This one-day symposium brings together psychologists, psychoanalysts, philosophers and educationalists to reflect on the centrality of the (neuro)psy slope of modern subjectivity and its consequences for critique. The closing event of the day is the book launch of Jan De Vos’s book Psychologization and the Subject of Late Modernity (Palgrave).

Science and Storytelling Roundtable

charcotWe are launching our new research theme with a public roundtable discussion of Science and Storytelling at the University of Reading’s London Road campus (LO22, Lecture Room G01) on Wednesday 6 November at 6.30 p.m., preceded by a wine reception from 5.30 at the Museum of English Rural Life.

The speakers are the hospital doctor, medical journalist and science-writer Druin Burch; Sally Shuttleworth, authority on psychology, science and fiction in Victorian England, and Professor of English Literature at St Anne’s College, Oxford; the biographer, novelist and historian of evolution Rebecca Stott, Professor of Literature and Creative Writing at the University of East Anglia; and the climate change expert and advisor to the Department for International Development Tim Wheeler, Professor of Crop Science here at Reading.

Entry to the reception and the roundtable is free. We hope you will be able to join us to hear our speakers’ thoughts on the importance of storytelling and narrative in science, and vice versa, and to join in what promises to be a very lively and stimulating discussion.

Wilkie Collins Study Day

Wilkie Collins

The Victorian Popular Fiction Association is pleased to announce a Study Day devoted to the work of Wilkie Collins. 


Welcome (Janice Allan and Joanne Ella Parsons)


Keynote by William Baker (Northern Illinois University): “Wilkie Collins: Scholarship and Criticism Past, Present and Future”

11:15-11:30: COFFEE


Tabitha Sparks (McGill University), “Wilkie Collins’s The Law and the Lady and Feminine Reason: ‘Quite incredible, and nevertheless quite true’”

Meredith Miller (Falmouth University), “Popular Interiority and Political Address: The New Magdalen and The Law and the Lady

Tara MacDonald (University of Amsterdam), “Sympathetic Doubles in Collins’s Fiction”

12:45-2:00 LUNCH


Catherine Delafield (Independent Scholar) “‘The patience of cats,… the ferocity of tigers’: Competitive Editing and the Serialization of The Moonstone.”

Caroline Radcliffe (University of Birmingham), “The Lighthouse by Wilkie Collins: ‘situations dramatique non encore exploitees’”

Jessica Cox (Brunel University) “Women in White: Neo-Victorianism and Wilkie Collins’s Literary Descendants”


3:15-3:30 COFFEE


Anne-Marie Beller (Loughborough University), “‘I want a husband to vex, or a child to beat’: Sensation and Emotion as Redemption in Armadale

Joanne Ella Parsons (Bath Spa University), “Fosco’s Fat: Bodily Control and Transgressive Consumption in The Woman in White


Roundtable discussion on No Name Reading Project

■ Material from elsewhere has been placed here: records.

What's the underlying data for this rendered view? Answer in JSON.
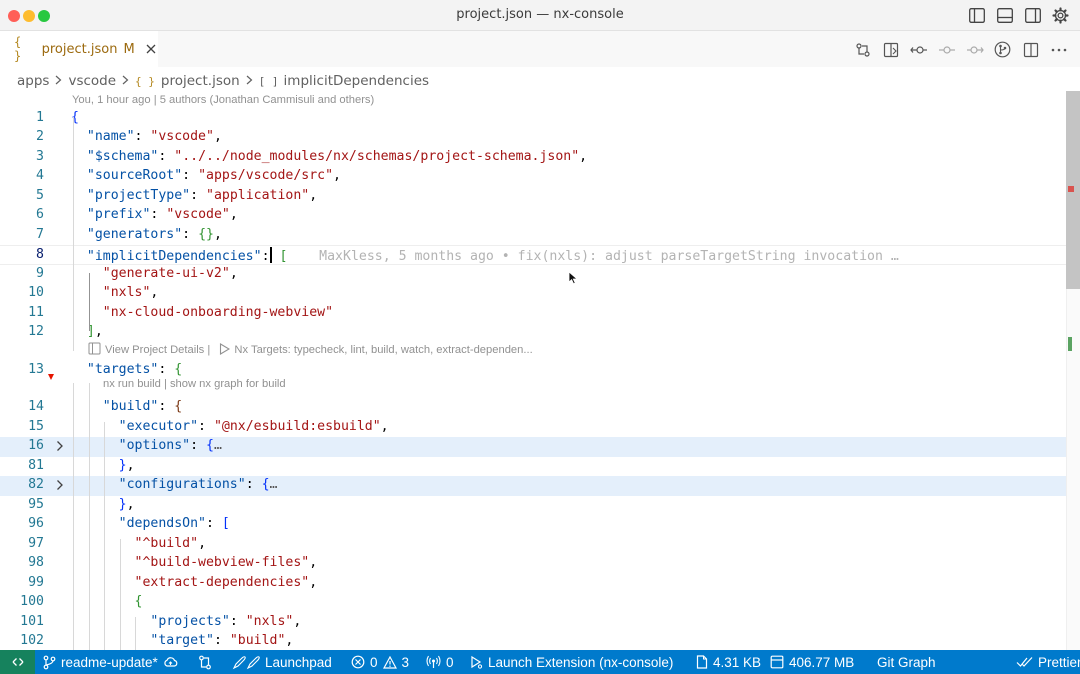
{
  "window": {
    "title": "project.json — nx-console"
  },
  "tab": {
    "icon_text": "{ }",
    "filename": "project.json",
    "modified": "M"
  },
  "breadcrumbs": {
    "items": [
      "apps",
      "vscode",
      "project.json",
      "implicitDependencies"
    ],
    "json_icon_text": "{ }",
    "array_icon_text": "[ ]"
  },
  "blame_header": "You, 1 hour ago | 5 authors (Jonathan Cammisuli and others)",
  "inline_blame": "MaxKless, 5 months ago • fix(nxls): adjust parseTargetString invocation …",
  "codelens": {
    "project_details": "View Project Details |",
    "nx_targets": "Nx Targets: typecheck, lint, build, watch, extract-dependen...",
    "build_lens": "nx run build | show nx graph for build"
  },
  "lines": [
    {
      "n": "1",
      "tokens": [
        {
          "t": "{",
          "c": "b1"
        }
      ]
    },
    {
      "n": "2",
      "tokens": [
        {
          "t": "  "
        },
        {
          "t": "\"name\"",
          "c": "k"
        },
        {
          "t": ": ",
          "c": "p"
        },
        {
          "t": "\"vscode\"",
          "c": "s"
        },
        {
          "t": ",",
          "c": "p"
        }
      ]
    },
    {
      "n": "3",
      "tokens": [
        {
          "t": "  "
        },
        {
          "t": "\"$schema\"",
          "c": "k"
        },
        {
          "t": ": ",
          "c": "p"
        },
        {
          "t": "\"../../node_modules/nx/schemas/project-schema.json\"",
          "c": "s"
        },
        {
          "t": ",",
          "c": "p"
        }
      ]
    },
    {
      "n": "4",
      "tokens": [
        {
          "t": "  "
        },
        {
          "t": "\"sourceRoot\"",
          "c": "k"
        },
        {
          "t": ": ",
          "c": "p"
        },
        {
          "t": "\"apps/vscode/src\"",
          "c": "s"
        },
        {
          "t": ",",
          "c": "p"
        }
      ]
    },
    {
      "n": "5",
      "tokens": [
        {
          "t": "  "
        },
        {
          "t": "\"projectType\"",
          "c": "k"
        },
        {
          "t": ": ",
          "c": "p"
        },
        {
          "t": "\"application\"",
          "c": "s"
        },
        {
          "t": ",",
          "c": "p"
        }
      ]
    },
    {
      "n": "6",
      "tokens": [
        {
          "t": "  "
        },
        {
          "t": "\"prefix\"",
          "c": "k"
        },
        {
          "t": ": ",
          "c": "p"
        },
        {
          "t": "\"vscode\"",
          "c": "s"
        },
        {
          "t": ",",
          "c": "p"
        }
      ]
    },
    {
      "n": "7",
      "tokens": [
        {
          "t": "  "
        },
        {
          "t": "\"generators\"",
          "c": "k"
        },
        {
          "t": ": ",
          "c": "p"
        },
        {
          "t": "{}",
          "c": "b2"
        },
        {
          "t": ",",
          "c": "p"
        }
      ]
    },
    {
      "n": "8",
      "tokens": [
        {
          "t": "  "
        },
        {
          "t": "\"implicitDependencies\"",
          "c": "k"
        },
        {
          "t": ":",
          "c": "p"
        },
        {
          "cursor": true
        },
        {
          "t": " "
        },
        {
          "t": "[",
          "c": "b2"
        }
      ]
    },
    {
      "n": "9",
      "tokens": [
        {
          "t": "    "
        },
        {
          "t": "\"generate-ui-v2\"",
          "c": "s"
        },
        {
          "t": ",",
          "c": "p"
        }
      ]
    },
    {
      "n": "10",
      "tokens": [
        {
          "t": "    "
        },
        {
          "t": "\"nxls\"",
          "c": "s"
        },
        {
          "t": ",",
          "c": "p"
        }
      ]
    },
    {
      "n": "11",
      "tokens": [
        {
          "t": "    "
        },
        {
          "t": "\"nx-cloud-onboarding-webview\"",
          "c": "s"
        }
      ]
    },
    {
      "n": "12",
      "tokens": [
        {
          "t": "  "
        },
        {
          "t": "]",
          "c": "b2"
        },
        {
          "t": ",",
          "c": "p"
        }
      ]
    },
    {
      "n": "13",
      "tokens": [
        {
          "t": "  "
        },
        {
          "t": "\"targets\"",
          "c": "k"
        },
        {
          "t": ": ",
          "c": "p"
        },
        {
          "t": "{",
          "c": "b2"
        }
      ]
    },
    {
      "n": "14",
      "tokens": [
        {
          "t": "    "
        },
        {
          "t": "\"build\"",
          "c": "k"
        },
        {
          "t": ": ",
          "c": "p"
        },
        {
          "t": "{",
          "c": "b3"
        }
      ]
    },
    {
      "n": "15",
      "tokens": [
        {
          "t": "      "
        },
        {
          "t": "\"executor\"",
          "c": "k"
        },
        {
          "t": ": ",
          "c": "p"
        },
        {
          "t": "\"@nx/esbuild:esbuild\"",
          "c": "s"
        },
        {
          "t": ",",
          "c": "p"
        }
      ]
    },
    {
      "n": "16",
      "tokens": [
        {
          "t": "      "
        },
        {
          "t": "\"options\"",
          "c": "k"
        },
        {
          "t": ": ",
          "c": "p"
        },
        {
          "t": "{",
          "c": "b1"
        },
        {
          "t": "…",
          "c": "ell"
        }
      ]
    },
    {
      "n": "81",
      "tokens": [
        {
          "t": "      "
        },
        {
          "t": "}",
          "c": "b1"
        },
        {
          "t": ",",
          "c": "p"
        }
      ]
    },
    {
      "n": "82",
      "tokens": [
        {
          "t": "      "
        },
        {
          "t": "\"configurations\"",
          "c": "k"
        },
        {
          "t": ": ",
          "c": "p"
        },
        {
          "t": "{",
          "c": "b1"
        },
        {
          "t": "…",
          "c": "ell"
        }
      ]
    },
    {
      "n": "95",
      "tokens": [
        {
          "t": "      "
        },
        {
          "t": "}",
          "c": "b1"
        },
        {
          "t": ",",
          "c": "p"
        }
      ]
    },
    {
      "n": "96",
      "tokens": [
        {
          "t": "      "
        },
        {
          "t": "\"dependsOn\"",
          "c": "k"
        },
        {
          "t": ": ",
          "c": "p"
        },
        {
          "t": "[",
          "c": "b1"
        }
      ]
    },
    {
      "n": "97",
      "tokens": [
        {
          "t": "        "
        },
        {
          "t": "\"^build\"",
          "c": "s"
        },
        {
          "t": ",",
          "c": "p"
        }
      ]
    },
    {
      "n": "98",
      "tokens": [
        {
          "t": "        "
        },
        {
          "t": "\"^build-webview-files\"",
          "c": "s"
        },
        {
          "t": ",",
          "c": "p"
        }
      ]
    },
    {
      "n": "99",
      "tokens": [
        {
          "t": "        "
        },
        {
          "t": "\"extract-dependencies\"",
          "c": "s"
        },
        {
          "t": ",",
          "c": "p"
        }
      ]
    },
    {
      "n": "100",
      "tokens": [
        {
          "t": "        "
        },
        {
          "t": "{",
          "c": "b2"
        }
      ]
    },
    {
      "n": "101",
      "tokens": [
        {
          "t": "          "
        },
        {
          "t": "\"projects\"",
          "c": "k"
        },
        {
          "t": ": ",
          "c": "p"
        },
        {
          "t": "\"nxls\"",
          "c": "s"
        },
        {
          "t": ",",
          "c": "p"
        }
      ]
    },
    {
      "n": "102",
      "tokens": [
        {
          "t": "          "
        },
        {
          "t": "\"target\"",
          "c": "k"
        },
        {
          "t": ": ",
          "c": "p"
        },
        {
          "t": "\"build\"",
          "c": "s"
        },
        {
          "t": ",",
          "c": "p"
        }
      ]
    }
  ],
  "statusbar": {
    "branch": "readme-update*",
    "launchpad": "Launchpad",
    "errors": "0",
    "warnings": "3",
    "ports": "0",
    "launch": "Launch Extension (nx-console)",
    "file_size": "4.31 KB",
    "memory": "406.77 MB",
    "git_graph": "Git Graph",
    "prettier": "Prettier"
  },
  "colors": {
    "statusbar": "#007acc",
    "remote": "#16825d",
    "json_key": "#0451a5",
    "json_string": "#a31515",
    "line_number": "#237893",
    "fold_highlight": "#e4effb"
  }
}
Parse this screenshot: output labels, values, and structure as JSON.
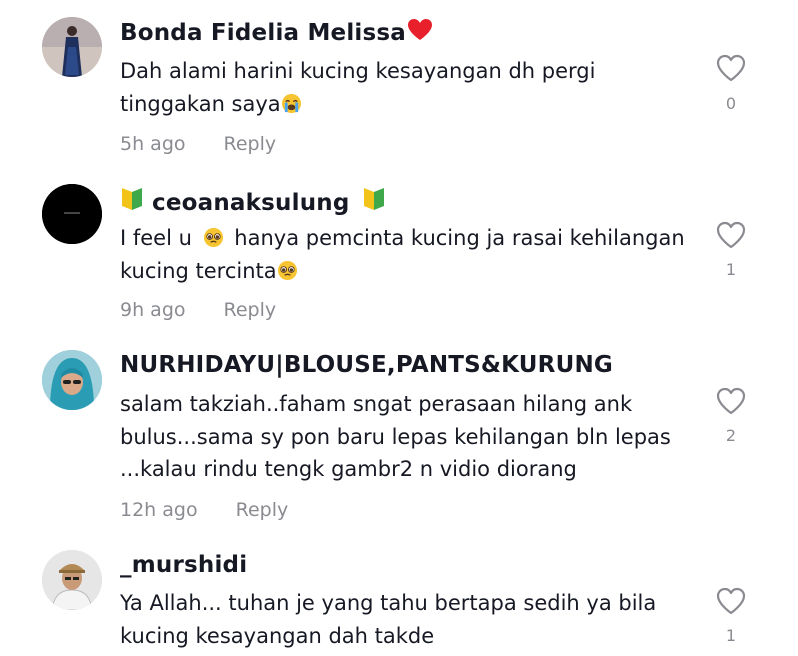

Pete Orford (Buckingham University), Anne-Marie Beller (University of Loughborough), Hazel Mackenzie (Buckingham) and Joanne Shattock (Leicester).


If you wish to be kept informed of events organised by the Victorian Popular Fiction Association (VPFA) then a membership form for our association can be downloaded from the website. http://fass.kingston.ac.uk/research/victorian/events/


Please note that lunch will not be provided